*** Opening Data to examine ***

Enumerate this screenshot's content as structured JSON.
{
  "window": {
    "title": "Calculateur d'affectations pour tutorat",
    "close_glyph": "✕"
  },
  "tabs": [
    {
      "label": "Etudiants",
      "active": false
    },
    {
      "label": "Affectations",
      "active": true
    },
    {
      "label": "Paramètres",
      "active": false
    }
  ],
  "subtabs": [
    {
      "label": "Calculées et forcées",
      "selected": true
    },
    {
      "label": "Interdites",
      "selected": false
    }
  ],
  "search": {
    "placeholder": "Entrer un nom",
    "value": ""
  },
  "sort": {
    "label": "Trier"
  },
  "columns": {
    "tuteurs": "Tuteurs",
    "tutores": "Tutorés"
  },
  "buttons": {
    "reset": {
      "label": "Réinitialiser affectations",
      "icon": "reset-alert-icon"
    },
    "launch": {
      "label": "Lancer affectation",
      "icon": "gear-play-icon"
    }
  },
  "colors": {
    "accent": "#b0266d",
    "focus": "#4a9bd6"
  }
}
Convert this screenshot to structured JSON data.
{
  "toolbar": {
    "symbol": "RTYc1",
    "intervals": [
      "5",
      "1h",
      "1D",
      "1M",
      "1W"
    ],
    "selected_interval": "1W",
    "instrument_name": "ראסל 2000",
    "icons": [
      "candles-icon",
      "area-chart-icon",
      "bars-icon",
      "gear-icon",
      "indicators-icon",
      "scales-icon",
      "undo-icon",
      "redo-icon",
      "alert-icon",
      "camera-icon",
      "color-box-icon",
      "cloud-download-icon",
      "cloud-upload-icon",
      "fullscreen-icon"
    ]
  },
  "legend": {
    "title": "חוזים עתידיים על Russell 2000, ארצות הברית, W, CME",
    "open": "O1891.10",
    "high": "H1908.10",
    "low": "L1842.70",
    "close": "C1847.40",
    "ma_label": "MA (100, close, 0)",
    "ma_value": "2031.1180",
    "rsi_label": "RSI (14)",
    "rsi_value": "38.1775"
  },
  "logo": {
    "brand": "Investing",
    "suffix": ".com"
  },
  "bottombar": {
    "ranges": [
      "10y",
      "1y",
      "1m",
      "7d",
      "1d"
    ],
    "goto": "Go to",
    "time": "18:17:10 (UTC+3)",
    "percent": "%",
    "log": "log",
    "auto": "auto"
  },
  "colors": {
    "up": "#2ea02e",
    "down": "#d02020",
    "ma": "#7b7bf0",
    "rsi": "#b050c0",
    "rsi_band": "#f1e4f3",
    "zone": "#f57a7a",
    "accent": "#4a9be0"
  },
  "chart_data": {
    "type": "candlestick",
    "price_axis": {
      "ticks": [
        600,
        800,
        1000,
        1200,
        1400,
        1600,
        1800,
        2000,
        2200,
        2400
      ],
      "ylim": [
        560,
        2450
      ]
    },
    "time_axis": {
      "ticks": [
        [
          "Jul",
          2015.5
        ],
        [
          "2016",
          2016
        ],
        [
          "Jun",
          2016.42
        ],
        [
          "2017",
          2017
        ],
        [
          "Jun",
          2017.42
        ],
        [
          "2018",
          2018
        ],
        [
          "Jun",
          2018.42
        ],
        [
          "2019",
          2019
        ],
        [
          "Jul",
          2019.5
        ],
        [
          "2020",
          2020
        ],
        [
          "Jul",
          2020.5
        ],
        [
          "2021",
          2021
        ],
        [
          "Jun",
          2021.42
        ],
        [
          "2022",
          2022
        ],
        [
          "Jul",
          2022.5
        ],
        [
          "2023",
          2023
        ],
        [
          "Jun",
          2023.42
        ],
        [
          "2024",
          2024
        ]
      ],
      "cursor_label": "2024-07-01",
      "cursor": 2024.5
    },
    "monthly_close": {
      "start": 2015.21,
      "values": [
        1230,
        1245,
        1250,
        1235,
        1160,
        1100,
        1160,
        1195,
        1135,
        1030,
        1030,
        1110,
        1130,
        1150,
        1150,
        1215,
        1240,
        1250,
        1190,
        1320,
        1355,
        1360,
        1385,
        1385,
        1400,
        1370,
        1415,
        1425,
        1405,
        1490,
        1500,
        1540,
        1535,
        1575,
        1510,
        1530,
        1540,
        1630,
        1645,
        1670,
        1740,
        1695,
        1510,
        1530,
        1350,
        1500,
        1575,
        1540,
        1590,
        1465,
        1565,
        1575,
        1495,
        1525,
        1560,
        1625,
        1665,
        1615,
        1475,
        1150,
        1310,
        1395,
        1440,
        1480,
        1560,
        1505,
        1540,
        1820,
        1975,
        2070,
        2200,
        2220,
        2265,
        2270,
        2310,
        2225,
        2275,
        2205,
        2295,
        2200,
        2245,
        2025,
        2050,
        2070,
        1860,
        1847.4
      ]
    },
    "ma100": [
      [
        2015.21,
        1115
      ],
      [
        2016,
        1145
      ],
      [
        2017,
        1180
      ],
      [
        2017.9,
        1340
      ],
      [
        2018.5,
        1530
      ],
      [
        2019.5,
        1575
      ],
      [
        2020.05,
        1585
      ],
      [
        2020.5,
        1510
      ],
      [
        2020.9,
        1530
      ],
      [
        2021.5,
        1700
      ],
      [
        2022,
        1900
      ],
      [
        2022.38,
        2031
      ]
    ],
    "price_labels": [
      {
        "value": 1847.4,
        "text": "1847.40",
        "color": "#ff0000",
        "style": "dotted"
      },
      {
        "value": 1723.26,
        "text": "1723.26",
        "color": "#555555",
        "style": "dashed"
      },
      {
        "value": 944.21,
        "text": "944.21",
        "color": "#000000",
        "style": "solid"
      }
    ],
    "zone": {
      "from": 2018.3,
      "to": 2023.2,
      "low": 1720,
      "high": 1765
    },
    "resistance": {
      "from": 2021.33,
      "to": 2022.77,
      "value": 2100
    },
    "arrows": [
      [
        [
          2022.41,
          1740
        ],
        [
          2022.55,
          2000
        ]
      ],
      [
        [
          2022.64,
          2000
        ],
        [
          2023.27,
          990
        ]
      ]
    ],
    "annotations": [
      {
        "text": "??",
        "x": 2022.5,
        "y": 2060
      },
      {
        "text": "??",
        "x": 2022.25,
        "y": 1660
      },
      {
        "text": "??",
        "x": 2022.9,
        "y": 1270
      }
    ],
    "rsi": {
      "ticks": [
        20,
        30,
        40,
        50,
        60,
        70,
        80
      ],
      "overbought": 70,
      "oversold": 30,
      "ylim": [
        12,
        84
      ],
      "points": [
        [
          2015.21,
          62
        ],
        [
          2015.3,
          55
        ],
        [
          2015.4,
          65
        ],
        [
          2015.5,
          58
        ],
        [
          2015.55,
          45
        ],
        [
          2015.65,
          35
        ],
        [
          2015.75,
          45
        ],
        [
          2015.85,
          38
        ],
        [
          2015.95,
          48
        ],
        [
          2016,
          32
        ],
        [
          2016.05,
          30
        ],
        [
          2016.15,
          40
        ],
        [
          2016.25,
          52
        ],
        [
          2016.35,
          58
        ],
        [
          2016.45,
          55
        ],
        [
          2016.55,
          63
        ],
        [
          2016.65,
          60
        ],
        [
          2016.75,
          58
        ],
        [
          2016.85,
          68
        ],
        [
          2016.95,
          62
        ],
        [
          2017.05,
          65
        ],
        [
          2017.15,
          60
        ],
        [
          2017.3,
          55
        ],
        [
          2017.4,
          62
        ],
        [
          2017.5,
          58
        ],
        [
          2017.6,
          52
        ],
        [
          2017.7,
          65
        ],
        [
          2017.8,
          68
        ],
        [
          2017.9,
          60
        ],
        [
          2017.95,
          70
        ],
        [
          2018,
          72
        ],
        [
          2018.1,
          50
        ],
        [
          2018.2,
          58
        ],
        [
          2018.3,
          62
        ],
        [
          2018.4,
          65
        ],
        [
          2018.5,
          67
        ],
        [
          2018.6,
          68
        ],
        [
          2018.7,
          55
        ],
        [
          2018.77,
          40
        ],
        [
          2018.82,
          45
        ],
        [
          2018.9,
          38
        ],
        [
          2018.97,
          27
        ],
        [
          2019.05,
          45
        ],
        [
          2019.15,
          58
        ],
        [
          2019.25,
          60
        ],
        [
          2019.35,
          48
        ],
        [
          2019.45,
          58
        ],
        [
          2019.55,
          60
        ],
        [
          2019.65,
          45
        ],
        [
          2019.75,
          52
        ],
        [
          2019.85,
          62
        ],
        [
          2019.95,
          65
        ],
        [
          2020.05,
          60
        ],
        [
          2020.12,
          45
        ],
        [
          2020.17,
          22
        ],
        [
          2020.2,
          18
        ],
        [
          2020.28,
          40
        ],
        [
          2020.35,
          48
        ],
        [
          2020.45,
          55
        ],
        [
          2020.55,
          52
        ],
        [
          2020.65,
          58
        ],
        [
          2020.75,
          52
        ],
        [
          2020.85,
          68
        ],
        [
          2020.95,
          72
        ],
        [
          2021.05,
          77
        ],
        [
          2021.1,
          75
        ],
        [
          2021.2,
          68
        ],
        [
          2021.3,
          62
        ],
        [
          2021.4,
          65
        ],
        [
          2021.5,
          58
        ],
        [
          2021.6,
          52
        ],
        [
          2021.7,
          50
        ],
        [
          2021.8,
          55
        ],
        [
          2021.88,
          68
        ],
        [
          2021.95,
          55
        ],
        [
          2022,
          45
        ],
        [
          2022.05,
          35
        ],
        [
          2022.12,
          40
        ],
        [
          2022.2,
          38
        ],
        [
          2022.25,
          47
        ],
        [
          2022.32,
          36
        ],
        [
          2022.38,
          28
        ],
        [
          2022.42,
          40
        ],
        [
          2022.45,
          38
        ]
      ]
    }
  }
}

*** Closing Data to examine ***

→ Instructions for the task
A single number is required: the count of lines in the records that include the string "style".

→ Solution for this task
3